The Åland Islands or Åland (Swedish pronunciation: Oland, Finnish: Ahvenanmaa) is an autonomous archipelago between Sweden and Finland. A predominantly Swedish-speaking province of Finland, Åland is comprised of a few large islands and nearly 10,000 smaller ones. Åland has a unique history. It was ceded to Russia by Sweden in 1809. In 1854, a combined British/French fleet took the islands, destroying the fortress. After that, the entire archipelago was demilitarized and remains so to this day. About 27,500 people live in Åland today, with about 11,000 in the main town of Mariehamn. The main industry of the islands has always been shipping and trade, so the Maritime Museum, the Museum Ship Pommern, and the Maritime Quarter in Mariehamn are worth seeing to understand the islands’ fascinating maritime history. Also worth a visit is the Jan Karlsgården open air museum in Kastelholm where visitors can see what a typical island farm looked like around 1890. However, the big draw to Åland these days is its unspoiled nature and beautiful landscapes. On midsummer’s eve, Åland holds a massive and ancient celebration marking the longest day of the year. There are also a wide range of excellent places to eat and many artists’ studios to visit. The islands can be reached both from Stockholm and Turku as well as by small plane.

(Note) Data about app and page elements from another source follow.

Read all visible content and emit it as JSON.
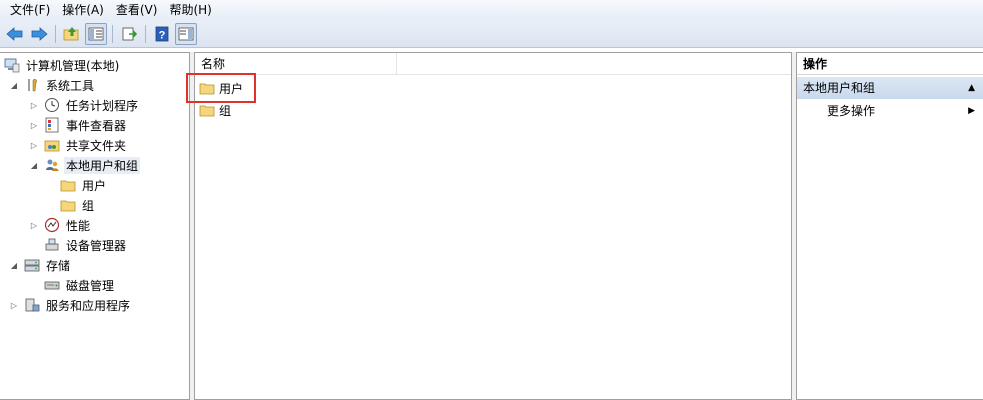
{
  "menu": [
    {
      "label": "文件(F)"
    },
    {
      "label": "操作(A)"
    },
    {
      "label": "查看(V)"
    },
    {
      "label": "帮助(H)"
    }
  ],
  "toolbar": {
    "buttons": [
      "back-icon",
      "forward-icon",
      "up-folder-icon",
      "show-hide-tree-icon",
      "export-list-icon",
      "help-icon",
      "show-hide-action-pane-icon"
    ]
  },
  "tree": {
    "root": "计算机管理(本地)",
    "system_tools": "系统工具",
    "task_scheduler": "任务计划程序",
    "event_viewer": "事件查看器",
    "shared_folders": "共享文件夹",
    "local_users_groups": "本地用户和组",
    "users": "用户",
    "groups": "组",
    "performance": "性能",
    "device_manager": "设备管理器",
    "storage": "存储",
    "disk_management": "磁盘管理",
    "services_apps": "服务和应用程序"
  },
  "list": {
    "column_name": "名称",
    "items": [
      "用户",
      "组"
    ]
  },
  "actions": {
    "title": "操作",
    "section": "本地用户和组",
    "more_actions": "更多操作"
  },
  "colors": {
    "highlight": "#e0322c",
    "folder": "#f5d67b",
    "section_bg": "#c8d8ec"
  }
}
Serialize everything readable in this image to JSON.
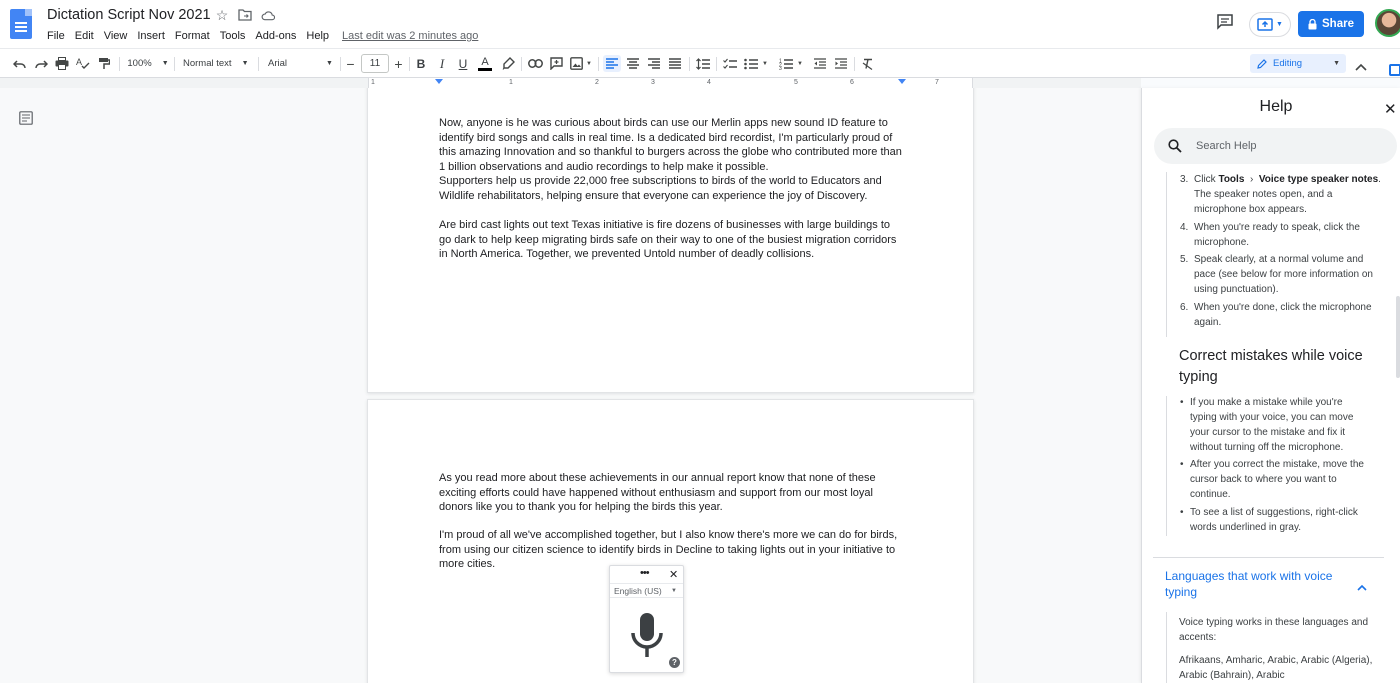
{
  "app": {
    "doc_title": "Dictation Script Nov 2021",
    "menu": [
      "File",
      "Edit",
      "View",
      "Insert",
      "Format",
      "Tools",
      "Add-ons",
      "Help"
    ],
    "last_edit": "Last edit was 2 minutes ago",
    "share_label": "Share"
  },
  "toolbar": {
    "zoom": "100%",
    "style": "Normal text",
    "font": "Arial",
    "font_size": "11",
    "mode": "Editing",
    "icons": [
      "undo-icon",
      "redo-icon",
      "print-icon",
      "spellcheck-icon",
      "paint-format-icon",
      "bold-icon",
      "italic-icon",
      "underline-icon",
      "text-color-icon",
      "highlight-icon",
      "link-icon",
      "comment-icon",
      "image-icon",
      "align-left-icon",
      "align-center-icon",
      "align-right-icon",
      "justify-icon",
      "line-spacing-icon",
      "checklist-icon",
      "bullet-list-icon",
      "numbered-list-icon",
      "decrease-indent-icon",
      "increase-indent-icon",
      "clear-formatting-icon"
    ]
  },
  "ruler": {
    "numbers": [
      "1",
      "1",
      "2",
      "3",
      "4",
      "5",
      "6",
      "7"
    ]
  },
  "document": {
    "p1": "Now, anyone is he was curious about birds can use our Merlin apps new sound ID feature to identify bird songs and calls in real time. Is a dedicated bird recordist, I'm particularly proud of this amazing Innovation and so thankful to burgers across the globe who contributed more than 1 billion observations and audio recordings to help make it possible.",
    "p2": "Supporters help us provide 22,000 free subscriptions to birds of the world to Educators and Wildlife rehabilitators, helping ensure that everyone can experience the joy of Discovery.",
    "p3": "Are bird cast lights out text Texas initiative is fire dozens of businesses with large buildings to go dark to help keep migrating birds safe on their way to one of the busiest migration corridors in North America. Together, we prevented Untold number of deadly collisions.",
    "p4": "As you read more about these achievements in our annual report know that none of these exciting efforts could have happened without enthusiasm and support from our most loyal donors like you to thank you for helping the birds this year.",
    "p5": "I'm proud of all we've accomplished together, but I also know there's more we can do for birds, from using our citizen science to identify birds in Decline to taking lights out in your initiative to more cities."
  },
  "voice_typing": {
    "menu": "•••",
    "language": "English (US)"
  },
  "help": {
    "title": "Help",
    "search_placeholder": "Search Help",
    "steps": [
      {
        "n": "3.",
        "pre": "Click ",
        "b1": "Tools",
        "sep": "›",
        "b2": "Voice type speaker notes",
        "post": ". The speaker notes open, and a microphone box appears."
      },
      {
        "n": "4.",
        "text": "When you're ready to speak, click the microphone."
      },
      {
        "n": "5.",
        "text": "Speak clearly, at a normal volume and pace (see below for more information on using punctuation)."
      },
      {
        "n": "6.",
        "text": "When you're done, click the microphone again."
      }
    ],
    "heading": "Correct mistakes while voice typing",
    "bullets": [
      "If you make a mistake while you're typing with your voice, you can move your cursor to the mistake and fix it without turning off the microphone.",
      "After you correct the mistake, move the cursor back to where you want to continue.",
      "To see a list of suggestions, right-click words underlined in gray."
    ],
    "section_title": "Languages that work with voice typing",
    "section_intro": "Voice typing works in these languages and accents:",
    "section_langs": "Afrikaans, Amharic, Arabic, Arabic (Algeria), Arabic (Bahrain), Arabic"
  },
  "colors": {
    "accent": "#1a73e8",
    "docs_blue": "#4285f4",
    "editing_bg": "#e8f0fe"
  }
}
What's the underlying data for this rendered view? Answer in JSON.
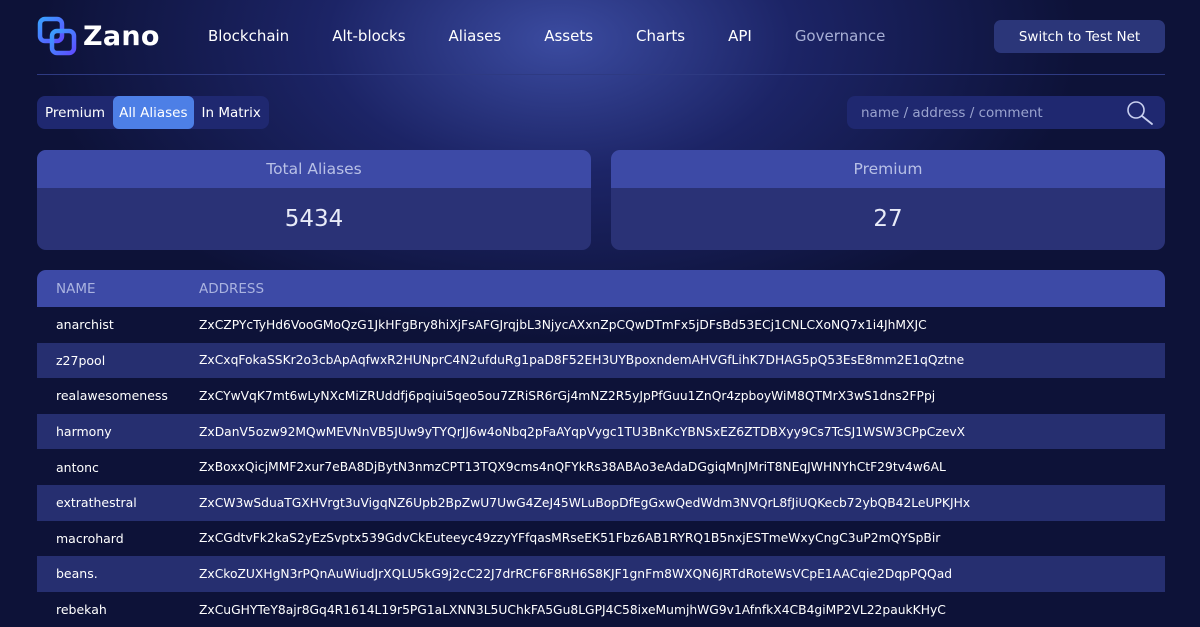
{
  "app": {
    "logo_text": "Zano",
    "brand_colors": {
      "background": "#0d1238",
      "accent": "#4d7fe6",
      "panel": "#2a3276",
      "header": "#3d4aa6"
    }
  },
  "nav": [
    {
      "label": "Blockchain"
    },
    {
      "label": "Alt-blocks"
    },
    {
      "label": "Aliases"
    },
    {
      "label": "Assets"
    },
    {
      "label": "Charts"
    },
    {
      "label": "API"
    },
    {
      "label": "Governance"
    }
  ],
  "header": {
    "testnet_button": "Switch to Test Net"
  },
  "filters": {
    "tabs": [
      {
        "label": "Premium",
        "active": false
      },
      {
        "label": "All Aliases",
        "active": true
      },
      {
        "label": "In Matrix",
        "active": false
      }
    ]
  },
  "search": {
    "placeholder": "name / address / comment",
    "value": "",
    "icon": "search-icon"
  },
  "stats": {
    "total": {
      "label": "Total Aliases",
      "value": "5434"
    },
    "premium": {
      "label": "Premium",
      "value": "27"
    }
  },
  "table": {
    "columns": [
      "NAME",
      "ADDRESS"
    ],
    "rows": [
      {
        "name": "anarchist",
        "address": "ZxCZPYcTyHd6VooGMoQzG1JkHFgBry8hiXjFsAFGJrqjbL3NjycAXxnZpCQwDTmFx5jDFsBd53ECj1CNLCXoNQ7x1i4JhMXJC"
      },
      {
        "name": "z27pool",
        "address": "ZxCxqFokaSSKr2o3cbApAqfwxR2HUNprC4N2ufduRg1paD8F52EH3UYBpoxndemAHVGfLihK7DHAG5pQ53EsE8mm2E1qQztne"
      },
      {
        "name": "realawesomeness",
        "address": "ZxCYwVqK7mt6wLyNXcMiZRUddfj6pqiui5qeo5ou7ZRiSR6rGj4mNZ2R5yJpPfGuu1ZnQr4zpboyWiM8QTMrX3wS1dns2FPpj"
      },
      {
        "name": "harmony",
        "address": "ZxDanV5ozw92MQwMEVNnVB5JUw9yTYQrJJ6w4oNbq2pFaAYqpVygc1TU3BnKcYBNSxEZ6ZTDBXyy9Cs7TcSJ1WSW3CPpCzevX"
      },
      {
        "name": "antonc",
        "address": "ZxBoxxQicjMMF2xur7eBA8DjBytN3nmzCPT13TQX9cms4nQFYkRs38ABAo3eAdaDGgiqMnJMriT8NEqJWHNYhCtF29tv4w6AL"
      },
      {
        "name": "extrathestral",
        "address": "ZxCW3wSduaTGXHVrgt3uVigqNZ6Upb2BpZwU7UwG4ZeJ45WLuBopDfEgGxwQedWdm3NVQrL8fJiUQKecb72ybQB42LeUPKJHx"
      },
      {
        "name": "macrohard",
        "address": "ZxCGdtvFk2kaS2yEzSvptx539GdvCkEuteeyc49zzyYFfqasMRseEK51Fbz6AB1RYRQ1B5nxjESTmeWxyCngC3uP2mQYSpBir"
      },
      {
        "name": "beans.",
        "address": "ZxCkoZUXHgN3rPQnAuWiudJrXQLU5kG9j2cC22J7drRCF6F8RH6S8KJF1gnFm8WXQN6JRTdRoteWsVCpE1AACqie2DqpPQQad"
      },
      {
        "name": "rebekah",
        "address": "ZxCuGHYTeY8ajr8Gq4R1614L19r5PG1aLXNN3L5UChkFA5Gu8LGPJ4C58ixeMumjhWG9v1AfnfkX4CB4giMP2VL22paukKHyC"
      }
    ]
  }
}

if you are planning to finland, here is a selection of the best places to visit in finland